“I wouldn’t be here otherwise, so it’s nothing to worry about,” he says. “Businesses have a lifecycle and that team had reached the end of its sell-by date.”
In a contrast to what he viewed as the top-down management style at Stuart Alexander, Lickens likes to hold discussions rather than dictate. Some early Clear board meetings were “zoo-like”, he jokes.
Back to the present day and Clear writes around £34m of GWP with a turnover of £5.35m in its last accounts to 31 October 2010, up 13.5% from the year before. Profits on ordinary activities after tax were £1.9m for the same period.
The firm specialises in property owners and professions insurance. “I guess we are fundamentally an SME and a semi-specialist area broker,” Lickens notes. “We’d like to pick up general, vanilla-flavoured business, but it’s more difficult.”
He aims to develop Clear’s property niche by further supplying insurance for every stage of the construction lifecycle, right through to once the building is finished.
Keep on growing
Lickens has plans to reach £50m of GWP within two years and the firm now has three offices, after its recent acquisitions of McHale Heaney and NMTF Marketline Insurance Services.
McHale Heaney, based in the Square Mile, was a tactical acquisition. “We’re trying to grow, so we’re looking for new recruits and acquisitions,” Lickens says. “If you’re in the middle of London, that opens up our catchment to millions, whereas where we are at the moment is a little bit
He doesn’t want to stop with these two purchases. “We’re always on the look out for acquisitions,” Lickens says. “Any business that’s a good business, we like to look at.”
But he says there is a cut-off point. “We can’t just grow by buying, buying, buying. The core of the business has to be able to grow as well, which is probably where some consolidators have come unstuck,” he says.
New rules of engagement
Clever use of social media and a push into SME e-trading are two ways in which he hopes Clear will grow in the future.
“We’ve got to come to terms with re-engineering how we engage with insurers and clients. We all know this, but I’m not aware of any substantial broker who - in the SME space - has really got this working,” Lickens says.

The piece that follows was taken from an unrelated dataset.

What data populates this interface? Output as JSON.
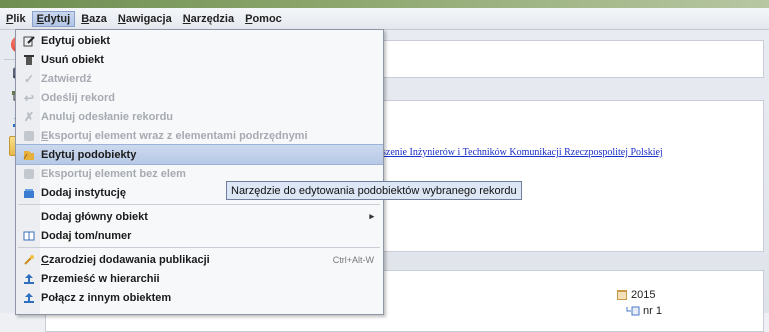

Clear has pilot schemes in this area, but Lickens is staying tight-lipped for now. He does say, however, that he wants insurance brokers to change their approach to clients.
“I bank with First Direct, and it’s up to me whether I want to deal with them over the telephone, online, or go and see somebody,” he says. Lickens wants to see insurance brokers adopt this. “I don’t think that model exists at the moment.”
Don’t force disclosure
As well as running Clear, Lickens heads up the southern arm of the Brokerbility alliance. Lickens frowns at the notion that such groups can survive by relying on the old tactic of piling up premium and using that to bargain with insurers.
“Insurers will quickly work it out, and say: ‘Hold on, I’m still dealing with the same piddly little brokers I always was, but I’m throwing more resource at them and they haven’t changed,’” he explains.
Lickens says that forcing brokers to disclose their commissions, should Brussels make moves to toughen the legislation, is a potential pitfall. He says this could lead to a wave of acquisitions and consolidation or, worse, “creative accounting”.
“I’m sure the bigger brokers will create managing general agents or buy insurance companies, and will just move the commission into a different slot where it is no longer discloseable. But the smaller brokers will have to play it straight,” he explains.
Lickens is concerned, therefore, that commission disclosure could lead to the opposite of what is intended.
“We will end up with less transparency, brokers’ revenues being moved upstream or moved into weird and wonderful devices, and the brokers with the biggest budgets, the best accountants and lawyers will find ways of addressing it. The smaller guys will find it difficult.”